According to The Centre for Addiction and Mental Health, 1 in 5 Canadians suffer from addiction or mental health problems.[i] However, many people are reluctant to talk about their struggles, so you may not even be aware that someone close to you had or is experiencing them. Unlike a physical problem, like a broken arm or pneumonia, mental health disorders are not always obvious. While there has been an increase in people sharing their experiences and challenges with conditions like anxiety or depression, other conditions like psychosis and schizophrenia are still characterized by fiction and myth.

Below are six common myths about mental health and the truths that dispel them:

Myth 1: Mental health disorder is a single, rare disorder. There are multiple types of mental health disorders with different complexities and underlying causes. Similarly, each mental health disorder relates to the impediment of brain chemistry and function. Each of these illnesses has its own specific cause and approach to treatment.

Myth 2: People with mental health disorders never get better. Treatment for mental health disorders are more numerous and more sophisticated than ever before. With the evolution of understanding and with advancements in care, many fully recover, others acquire the skills needed to keep their symptoms managed and under control. Today’s pharmaceutical treatments are advanced enough to target specific areas of the brain where treatment is most beneficial. A full recovery is often attainable, and can involve a combination of pharmaceutical and cognitive behavioural therapies, counselling, and social and physical activities to get people back to their lives.

Myth 3: Psychiatric disorders are not true illnesses. Unlike a broken leg or heart attack (which are easily detected by simple tests), mental health disorders have traditionally been an invisible disease. This inability to see what’s wrong often creates the perception or illusion that no illness exists. Mental health disorders are bona fide medical conditions involving complex physiological processes, as well as changes or imbalances in brain chemistry.

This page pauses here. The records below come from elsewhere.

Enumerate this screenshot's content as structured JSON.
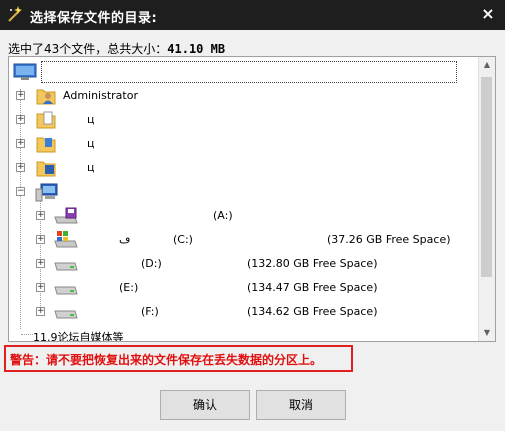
{
  "titlebar": {
    "title": "选择保存文件的目录:",
    "close": "×"
  },
  "summary": {
    "prefix": "选中了43个文件，总共大小：",
    "size": "41.10 MB"
  },
  "tree": {
    "root_label": "",
    "items": [
      {
        "label": "Administrator",
        "icon": "user-folder-icon"
      },
      {
        "label": "ц",
        "icon": "documents-folder-icon"
      },
      {
        "label": "ц",
        "icon": "music-folder-icon"
      },
      {
        "label": "ц",
        "icon": "games-folder-icon"
      },
      {
        "label": "",
        "icon": "computer-icon"
      }
    ],
    "drives": [
      {
        "name": "(A:)",
        "space": "",
        "icon": "floppy-drive-icon"
      },
      {
        "name": "(C:)",
        "prefix": "ڡ",
        "space": "(37.26 GB Free Space)",
        "icon": "system-drive-icon"
      },
      {
        "name": "(D:)",
        "space": "(132.80 GB Free Space)",
        "icon": "hard-drive-icon"
      },
      {
        "name": "(E:)",
        "space": "(134.47 GB Free Space)",
        "icon": "hard-drive-icon"
      },
      {
        "name": "(F:)",
        "space": "(134.62 GB Free Space)",
        "icon": "hard-drive-icon"
      }
    ],
    "last_item": "11.9论坛自媒体等"
  },
  "warning": "警告：请不要把恢复出来的文件保存在丢失数据的分区上。",
  "buttons": {
    "ok": "确认",
    "cancel": "取消"
  }
}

Myth 4: Children don’t get mental health disorders. “Emotional problems are just part of growing up.” Parents naturally want their children to do well, so some may brush off or explain behavioural problems or other childhood difficulties as being mere growing pains. However, numerous psychiatric conditions, including depression, eating disorders, obsessive-compulsive disorder and anxiety disorders can occur in childhood. Roughly one in every 33 kids and one in every eight teens suffer from depression.[ii]

Myth 5: People with a mental health disorder lack intelligence. Intelligence has nothing to do with mental health disorders.

Myth 6: People with a mental health disorder shouldn’t have jobs. People with a mental health disorder are unlikely to miss any more workdays than those individuals with chronic physical conditions such as diabetes or heart disease. Employees are often unaware of those suffering from a disorder. A stress-ridden workplace may be a breeding ground for the development of stress-related mental health disorders, such as anxiety and depression, threatening work-life balance.

People with mental health disorders are often hesitant to tell their family, friends or employer of their struggles for fear of being labelled or having to face prejudices. Others are told to “snap out of it” or “toughen up”. It’s important to know that mental health disorders can be treated, often with excellent results, and that the more we know about them, the easier it is for us to talk about them.


[ii] Health, Partners For Mental. “Right By You.” Right By You. Partners for Mental Health, n.d. Web. 15 Mar. 2017.

Source: Homewood Health